History isn’t always pretty. It isn’t always something to be proud of. And it shouldn’t be forgotten, but quite often it shouldn’t be honored, either.
Granted, changing the name of Jacksonville would be unbelievably expensive. But changing the name of a high school where students are supposed to express school spirit and wear t-shirts and cheer for their teams…a school named after a man who helped found the most racist organization on earth…a man who had no connection whatsoever to our local history (thank heavens)…This, to me, is a no-brainer.
Update December 17, 2013: It gives me great joy to announce that the Duval County School Board finally saw fit to do the right thing last night, and voted unanimously to change the name of Forrest High School. The new name has yet to be chosen, but it will take effect in July. That means that this year’s seniors will be the very last to graduate from Forrest High School. Now Jacksonville will be able to hold its head up a little higher.
Update January 7, 2014: The school has been named Westside High School, and the students chose to change their mascot from the Rebels to the Wolverines. Yay, team!
(To add insult to injury, this is the Forrest High School Mascot)
/meem/ n. [coined by analogy with `gene’, by Richard Dawkins] An idea considered as a replicator, esp. with the connotation that memes parasitize people into propagating them much as viruses do.

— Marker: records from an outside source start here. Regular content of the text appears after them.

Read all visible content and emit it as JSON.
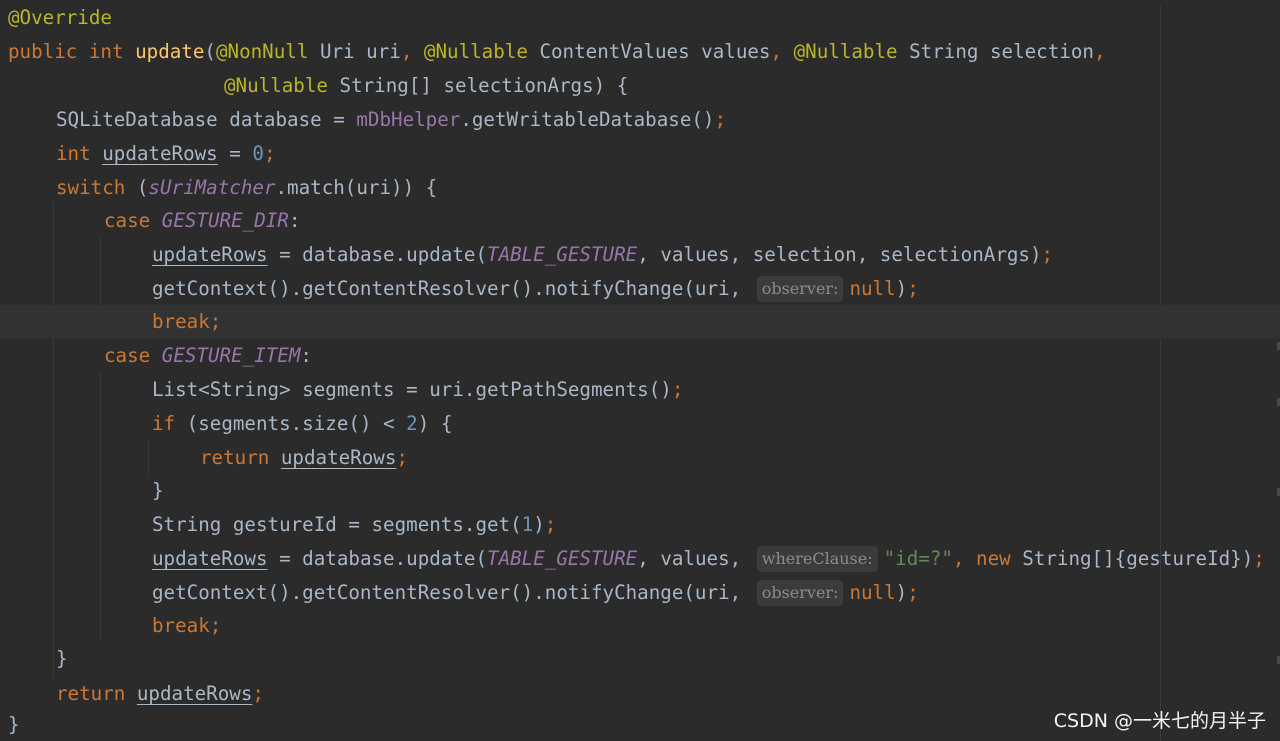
{
  "hints": {
    "observer": "observer:",
    "where_clause": "whereClause:"
  },
  "tokens": {
    "override": "@Override",
    "public_kw": "public",
    "int_kw": "int",
    "update_fn": "update",
    "paren_open": "(",
    "nonnull": "@NonNull",
    "uri_param": " Uri uri",
    "comma": ", ",
    "nullable": "@Nullable",
    "cv_values": " ContentValues values",
    "string_selection": " String selection",
    "trailing_comma": ",",
    "string_array_args": " String[] selectionArgs) {",
    "sqlite_decl": "SQLiteDatabase database = ",
    "db_helper": "mDbHelper",
    "get_writable": ".getWritableDatabase()",
    "semicolon": ";",
    "update_rows": "updateRows",
    "assign": " = ",
    "zero": "0",
    "switch_kw": "switch",
    "switch_open": " (",
    "uri_matcher": "sUriMatcher",
    "match_call": ".match(uri)) {",
    "case_kw": "case",
    "gesture_dir": "GESTURE_DIR",
    "colon": ":",
    "db_update": " = database.update(",
    "table_gesture": "TABLE_GESTURE",
    "values_sel_args": ", values, selection, selectionArgs)",
    "notify_prefix": "getContext().getContentResolver().notifyChange(uri, ",
    "null_kw": "null",
    "close_paren": ")",
    "break_kw": "break",
    "gesture_item": "GESTURE_ITEM",
    "list_segments": "List<String> segments = uri.getPathSegments()",
    "if_kw": "if",
    "if_cond_a": " (segments.size() < ",
    "two": "2",
    "if_cond_b": ") {",
    "return_kw": "return",
    "close_brace": "}",
    "gesture_id_decl": "String gestureId = segments.get(",
    "one": "1",
    "values_comma": ", values, ",
    "id_literal": "\"id=?\"",
    "new_kw": "new",
    "string_array_init": " String[]{gestureId})",
    "space": " "
  },
  "watermark": "CSDN @一米七的月半子"
}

I’d never even heard the term meme until I got a Facebook account, but they certainly are like parasites. More and more I’ve seen people post “quotes” on Facebook that are 180 degrees out from what you’d expect a particular famous person to say, at least in public, and yet people believe these quotes because they were pasted over that person’s photograph. You’re looking right at them. You’re reading the words, so they must have said them, right? Especially if you see quotation marks in there. But speaking from experience, if you do a little bit of checking, in most cases if it doesn’t seem true, it isn’t.
(This will probably go viral. I’m going to hell.)
Another sneaky way to use these memes to get your point across is by using a cute photo to get people’s attention. Which of these would make you vote for Hitler? Well, hopefully neither one, but hey, that puppy is awfully cute!
(Puppy photo credit: http://www.fanpop.com)
And you can also twist things around to scare people away from a certain belief.
(Photo credit: http://www.bubblews.com)
What it boils down to, basically, is that people will believe what they want to believe, or at the very least, what they refuse to take the time to question. In this age of ever increasing paranoia, we will have to learn to be more skeptical, and, for the love of GOD, more RESPONSIBLE about what we put out there for the world to see.